Join us for a presentation on our resident and newly arrived bird species with Evergreen’s very popular slideshow. She pairs photos with the actual bird songs and calls to better familiarize us. Evergreen’s storytelling about the birds is especially memorable.
Registration required — please click here to register: https://forms.gle/
This program uses the application Zoom. A Deborah Rawson Memorial Library Event (Jericho, Chittenden County) co-sponsored with the Jericho Underhill Land Trust (JULT). Emails used to register for this program will be shared with JULT for the purpose of coordinating this program.
Got Bats? Bat Monitoring with the Vermont Fish and Wildlife Department (vtfishandwildlife.com)
The Vermont Fish and Wildlife Department needs your help monitoring summer bat activity around the state to help them make informed decisions about the welfare and long-term conservation of these important mammals.
Alyssa Bennett, the Small Mammals Biologist for the Vermont Fish and Wildlife Department, will share with us her knowledge and lots of great photos of the bats of Vermont and how you can help monitor their populations as a citizen scientist!
Film Discussion: Priced Out
Thursday, April 22
7 pm – 8 pm
Lydia Clemmons of the Clemmons Family Farm, one of the few African-American-owned farms in Vermont, starts us off with an update on the farm and strategies the family is using to hold onto the farm even as property taxes rise and pressure mounts to sell. Jessica Hyman then facilitates a discussion of the documentary Priced Out: Portland’s History of Segregation and Redlining. Please consider watching Priced Out (1 hr.) and Out of the Ashes, Born Again (6 min.) prior to the discussion. Both are available free on YouTube. Registration information is available at CharlottePublicLibrary.org

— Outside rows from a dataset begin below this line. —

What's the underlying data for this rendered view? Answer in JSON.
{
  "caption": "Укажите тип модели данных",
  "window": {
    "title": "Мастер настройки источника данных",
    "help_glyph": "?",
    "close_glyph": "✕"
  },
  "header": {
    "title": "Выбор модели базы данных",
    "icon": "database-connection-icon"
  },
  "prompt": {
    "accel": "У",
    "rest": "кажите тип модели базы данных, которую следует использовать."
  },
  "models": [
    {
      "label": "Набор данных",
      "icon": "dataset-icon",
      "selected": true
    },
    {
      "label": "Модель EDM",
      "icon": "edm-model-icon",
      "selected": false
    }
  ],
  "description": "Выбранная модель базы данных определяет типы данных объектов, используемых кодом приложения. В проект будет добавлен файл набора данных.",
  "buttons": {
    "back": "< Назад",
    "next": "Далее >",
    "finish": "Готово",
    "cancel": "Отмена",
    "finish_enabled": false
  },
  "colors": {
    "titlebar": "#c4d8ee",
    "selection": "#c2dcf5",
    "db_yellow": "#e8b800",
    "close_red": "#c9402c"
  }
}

This event is part of April Fair Housing Month in collaboration with the Clemmons Family Farm, Fair Housing Project of CVOEO, and Pierson Library. A Charlotte Public Library event. (Chittenden County.)
Julia connects with Vermonters interested in contributing to various community science projects, with a specific focus on the use of iNaturalist, Vermont eBird, and eButterfly, she will provide a brief overview of each program.
Vermont folklorist Jane Beck shares the story of the Turner family, a multigenerational saga spanning two centuries, played out across three continents. The saga was related to Jane Beck by Daisy Turner, who had listened to her father, Alec Turner, recount stories of the family past.
Her captivating narrative covers the early 19th century British-African trade, shipwreck, birth of a biracial child, slave trading, enslavement, plantation life, escape, Civil War, moving north, battling racism, buying land and settling on a hilltop in Vermont that became a family center.
Daisy also shared her own life story, a powerful and rare account of the African American experience in New England from the 1880s forward.
About the presenter: Jane Beck founded the Vermont Folklife Center in 1983 and served as its executive director until 2007. During that time, she traveled the back roads of Vermont recording oral interviews of every day Vermonters, and produced a variety of media productions, exhibitions, and publications.
In retirement, she has completed a book, Daisy Turner’s Kin, an African American Family Saga, based on sixty interviews with the daughter of slaves.
This program is presented in partnership with the Vermont Humanities Council as part of their Speakers Bureau. (Chittenden County.)
For more information and to register to attend, go to https://www.drml.org/event/vermont-humanities-council-presents-daisy-turners-kin/?instance_id=3937